For Hurriyat past chairman and firebrand, Syed Ali Shah Geelani of Jamaat-I-Islami, the proposed election (“beauty contest”) in the valley fulfils the requirement laid out in the charter of Pakistan’s NKC, which requires a representative to be selected from the valley.
For Mohammad Yasin Malik of Jammu and Kashmir Liberation Front (JKLF), it is a political counterpoint to Pakistan’s bilateral efforts, through the selection of Mr. Qayyum, to preserve the option of independence. He had to be instrumental in convincing the Executive that APHC could not afford to be a duplicative of NKC and had to strike on its own. For Mirwaiz Umar Farooq, most sensitive about the international support of the “Umma” to Kashmiri Muslim cause, APHC had to do something different post September 11, considering that terrorism glorified as martyrdom was suddenly being seen as barbaric medievalism by western nations.
For Abdul Gani Lone, the “wise old man” of Kashmiri politics, having seen the handwriting on the wall after his second trip to the United States in 1999, has been pushing for a negotiated political accommodation since. In the past Mr. Geelani ridiculed him, but times have changed.
But there are other implications of the announcement by Hurriyat as well. It has been reported that the “unofficial election commission” will have four members – a former judge, a journalist, a human rights activist and, probably, an academician. If I had to make my guess, these would be Judge V.M.Tarakunde, Mr. Kuldip Nayar, Mr. Tapan Bose and Prof. Amitabh Mattoo. I could be wrong on the names, but I am convinced that the choices will be of personalities known to be sympathetic to Kashmiri Muslims. But the key is that these are all Indians, and if they are accepted by secessionist Kashmiris as being fair and independent, then the same group of eminent people would serve as “observers” subsequently in the J&K legislative assembly elections planned to be held in September 2002.
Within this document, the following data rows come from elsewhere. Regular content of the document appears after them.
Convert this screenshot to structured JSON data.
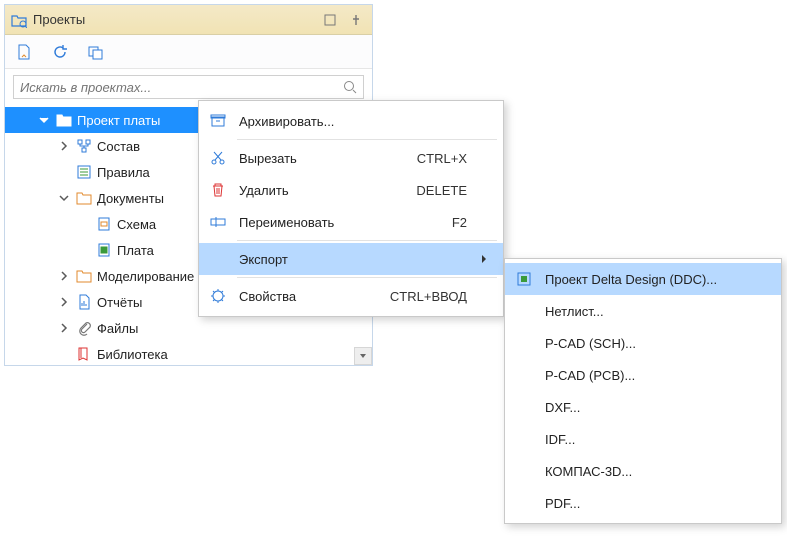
{
  "panel": {
    "title": "Проекты"
  },
  "search": {
    "placeholder": "Искать в проектах..."
  },
  "tree": [
    {
      "label": "Проект платы",
      "indent": 0,
      "arrow": "down",
      "icon": "folder-board",
      "selected": true
    },
    {
      "label": "Состав",
      "indent": 1,
      "arrow": "right",
      "icon": "tree-icon",
      "selected": false
    },
    {
      "label": "Правила",
      "indent": 1,
      "arrow": "",
      "icon": "rules-icon",
      "selected": false
    },
    {
      "label": "Документы",
      "indent": 1,
      "arrow": "down",
      "icon": "folder-icon",
      "selected": false
    },
    {
      "label": "Схема",
      "indent": 2,
      "arrow": "",
      "icon": "schem-icon",
      "selected": false
    },
    {
      "label": "Плата",
      "indent": 2,
      "arrow": "",
      "icon": "board-icon",
      "selected": false
    },
    {
      "label": "Моделирование",
      "indent": 1,
      "arrow": "right",
      "icon": "folder-icon",
      "selected": false
    },
    {
      "label": "Отчёты",
      "indent": 1,
      "arrow": "right",
      "icon": "report-icon",
      "selected": false
    },
    {
      "label": "Файлы",
      "indent": 1,
      "arrow": "right",
      "icon": "clip-icon",
      "selected": false
    },
    {
      "label": "Библиотека",
      "indent": 1,
      "arrow": "",
      "icon": "library-icon",
      "selected": false
    }
  ],
  "context_menu": [
    {
      "label": "Архивировать...",
      "shortcut": "",
      "icon": "archive-icon",
      "submenu": false,
      "hover": false
    },
    {
      "sep": true
    },
    {
      "label": "Вырезать",
      "shortcut": "CTRL+X",
      "icon": "cut-icon",
      "submenu": false,
      "hover": false
    },
    {
      "label": "Удалить",
      "shortcut": "DELETE",
      "icon": "trash-icon",
      "submenu": false,
      "hover": false
    },
    {
      "label": "Переименовать",
      "shortcut": "F2",
      "icon": "rename-icon",
      "submenu": false,
      "hover": false
    },
    {
      "sep": true
    },
    {
      "label": "Экспорт",
      "shortcut": "",
      "icon": "",
      "submenu": true,
      "hover": true
    },
    {
      "sep": true
    },
    {
      "label": "Свойства",
      "shortcut": "CTRL+ВВОД",
      "icon": "props-icon",
      "submenu": false,
      "hover": false
    }
  ],
  "export_submenu": [
    {
      "label": "Проект Delta Design (DDC)...",
      "icon": "ddc-icon",
      "hover": true
    },
    {
      "label": "Нетлист...",
      "icon": "",
      "hover": false
    },
    {
      "label": "P-CAD (SCH)...",
      "icon": "",
      "hover": false
    },
    {
      "label": "P-CAD (PCB)...",
      "icon": "",
      "hover": false
    },
    {
      "label": "DXF...",
      "icon": "",
      "hover": false
    },
    {
      "label": "IDF...",
      "icon": "",
      "hover": false
    },
    {
      "label": "КОМПАС-3D...",
      "icon": "",
      "hover": false
    },
    {
      "label": "PDF...",
      "icon": "",
      "hover": false
    }
  ]
}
This would meet a key desire in many quarters that Hurriyat participation in the State election is necessary for pushing the political process further, and it could give Hurriyat the window of credibility to retain its representative claim. Either way, the Indian government is probably viewing the shifting loyalties in Kashmir as a reaffirmation of its policy to broaden the political dialogue in Kashmir. One fear is that in reaching out to secessionists and terrorists, it may continue its current policy of ignoring the minorities that have suffered the most and are even more desperate for regaining their political rights as well as their ancestral lands from which they were ethnically cleansed by Islamic warriors in 1989-1990. Merely saying, “Kashmir is incomplete without Kashmiri Pandits”, is not good enough.
Kashmiri minorities that were forced out will not return to Kashmir without a political package that ensures their safe sustenance and a viable cultural and economic future in a geographical area that is likely to remain a “tough neighborhood” for decades to come.
Only with an equitable representation of the Kashmiri minorities (one-third of Kashmiris in J& K are non-Muslims) in any political process can there be a lasting peace in the paradise called Kashmir.
Dr. Vijay Sazawal is a policy analyst and a commentator who specializes in local governance and intra-community issues affecting political dynamics within the Kashmir valley. He has written extensively on the current political turmoil in Jammu and Kashmir (commonly referred to as Kashmir), arguing for new and innovative approaches in understanding and resolving the simmering discontent in all communities and regions of the State.